SUNY Adirondack has announced they are offering an online course on New York State History for the 2018 Spring semester. The semester begins on January 22nd and ends on May 10th. The course is a 200-level undergraduate course, but students may work at the graduate level after consultation with the instructor. The course was created by and is moderated by Edward Knoblauch. “Much of the course is taught by comparing different texts on the same or similar topics,” according to Knoblauch. “For example, students will view the first half hour of Ric Burn’s video New York, read David Hammack’s review >>More


January, 2018

Sam Coplon: A Santa Claus Worth Remembering (Conclusion)


In June 1932, Sam Coplon recognized a second opportunity to cheer Adirondack children. Adding something new to his repertoire, he visited the offices of the North Creek Enterprise, which had advertised his upcoming appearance to distribute cap guns to any and all boys ages 8 to 12, and gifts for girls as well. The noisy guns, which allowed children to join Fourth of July celebrations, were made by the firm he had long represented as a salesman, Riemann, Seabrey Company (the name by then changed from a hyphen to a comma). There were concerns that widespread economic struggles would deeply >>More

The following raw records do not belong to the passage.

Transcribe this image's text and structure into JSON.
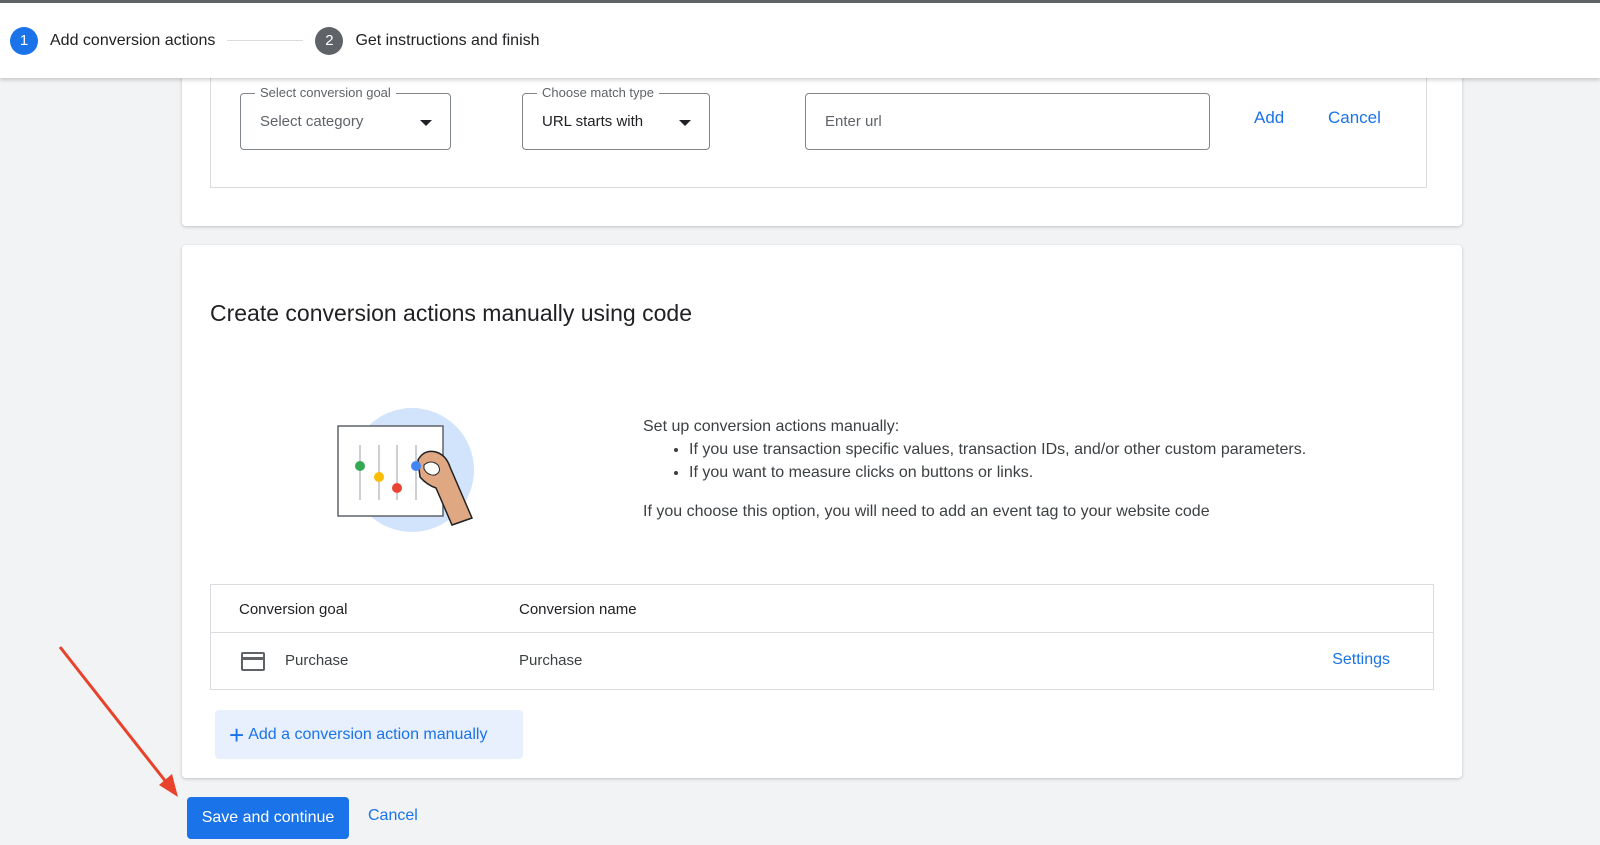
{
  "stepper": {
    "steps": [
      {
        "number": "1",
        "label": "Add conversion actions",
        "active": true
      },
      {
        "number": "2",
        "label": "Get instructions and finish",
        "active": false
      }
    ]
  },
  "url_rule": {
    "goal_label": "Select conversion goal",
    "goal_value": "Select category",
    "match_label": "Choose match type",
    "match_value": "URL starts with",
    "url_placeholder": "Enter url",
    "add_label": "Add",
    "cancel_label": "Cancel"
  },
  "manual": {
    "title": "Create conversion actions manually using code",
    "intro": "Set up conversion actions manually:",
    "bullets": [
      "If you use transaction specific values, transaction IDs, and/or other custom parameters.",
      "If you want to measure clicks on buttons or links."
    ],
    "note": "If you choose this option, you will need to add an event tag to your website code",
    "table": {
      "headers": [
        "Conversion goal",
        "Conversion name"
      ],
      "rows": [
        {
          "icon": "credit-card-icon",
          "goal": "Purchase",
          "name": "Purchase",
          "action": "Settings"
        }
      ]
    },
    "add_manual_label": "Add a conversion action manually"
  },
  "footer": {
    "save_label": "Save and continue",
    "cancel_label": "Cancel"
  },
  "colors": {
    "primary": "#1a73e8",
    "annotation_arrow": "#e8412c"
  }
}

January, 2018

Save America’s Treasures Program Seeks Grant Applicants


The National Park Service, in partnership with the Institute of Museum and Library Services, the National Endowment for the Arts, and the National Endowment for the Humanities, is accepting applications for $5 million in matching grants to support the preservation of nationally significant historic properties and collections through the Save America’s Treasures program. Applicants must raise project funds from other sources to match the grant money, which is awarded after a competitive review of project proposals. Eligible projects include the conservation of collections and physical preservation work to historic buildings. All projects must be nationally significant (i.e., listed as National >>More


January, 2018

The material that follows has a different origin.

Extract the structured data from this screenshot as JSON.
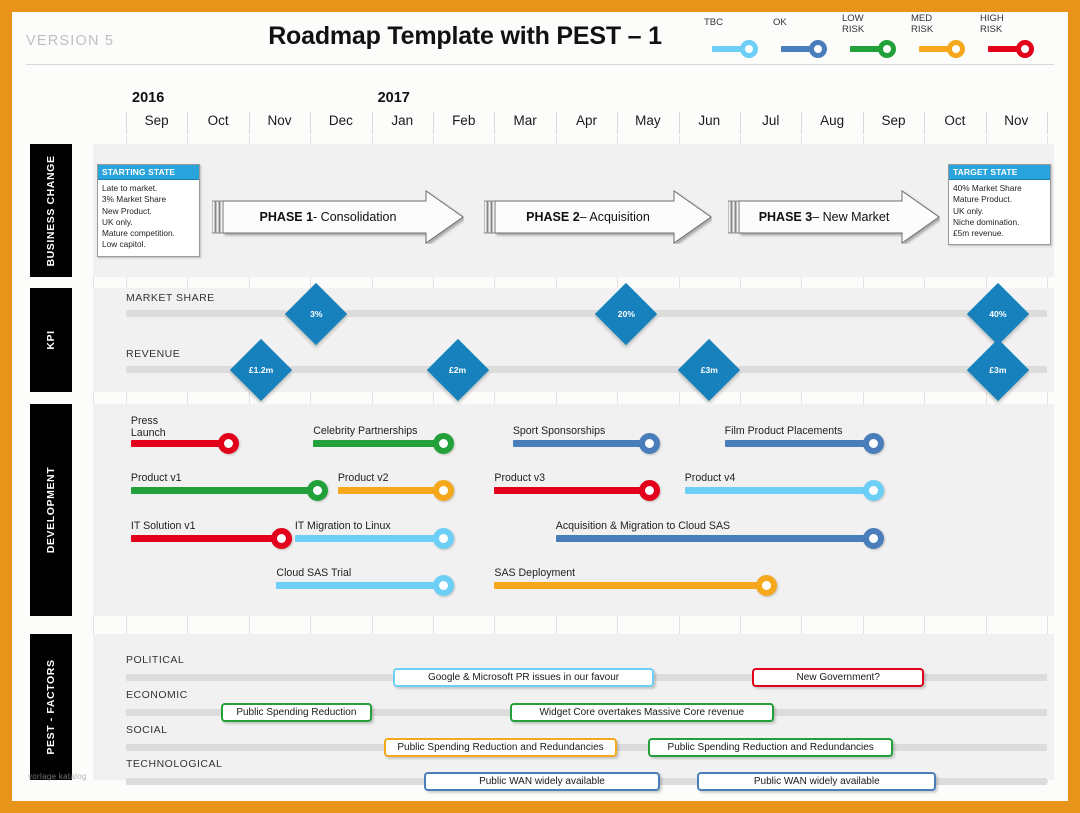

The Last, Lost Colvin Survey Report of 1898


Along the banks of the Hudson at North River, and further south on highway pull-offs from Route 28, are some of the Adirondack Park’s best interpretive stops. Sturdy, visually appealing and informative exhibits coupled with well-designed DOT parking along the Hudson River have attracted visitors and residents for years to turn off the engine, breathe deeply, eat lunch, listen to the river and learn from the exhibits. At the northernmost pull-off where the Hudson takes the great bend at North River, I recently discovered a new exhibit to precisely match the older ones. Placed there in 2016, it’s sponsored by >>More


January, 2018

Fort Ticonderoga Living History Event Jan 13th


Fort Ticonderoga has planned its next living history event “Preparing for the Coming Campaign,” for Saturday, January 13, 2018. A full day of programs include guided tours, weapons demonstrations, and even a tasting of colonial chocolate along with a program on the importance that this food item played in the lives of American soldiers and camp followers at Ticonderoga. The event hopes to bring to life the story of American soldiers at Ticonderoga in the year 1777 as they prepare for a British attack. Aware that their resources are limited and manpower is scarce, attendees will have » Continue Reading. >>More


January, 2018

Santa Claus Sam’s Adirondack Gift Giving


In 1930, Sam Coplon, the Santa Claus of the Adirondacks, was doing well financially but was by no means wealthy. The house he owned in Brooklyn was worth the equivalent of $230k in 2017, and served as home to his wife Rebecca, son Bertram (13), and daughter Judith (8), along with Rebecca’s mother and sister. As he did each year, Samuel gathered a huge collection of Christmas gifts that winter and personally bore the cost of shipping them to North Creek. In previous seasons, this constituted upwards of 30 large crates or containers, a number that would soon increase. His >>More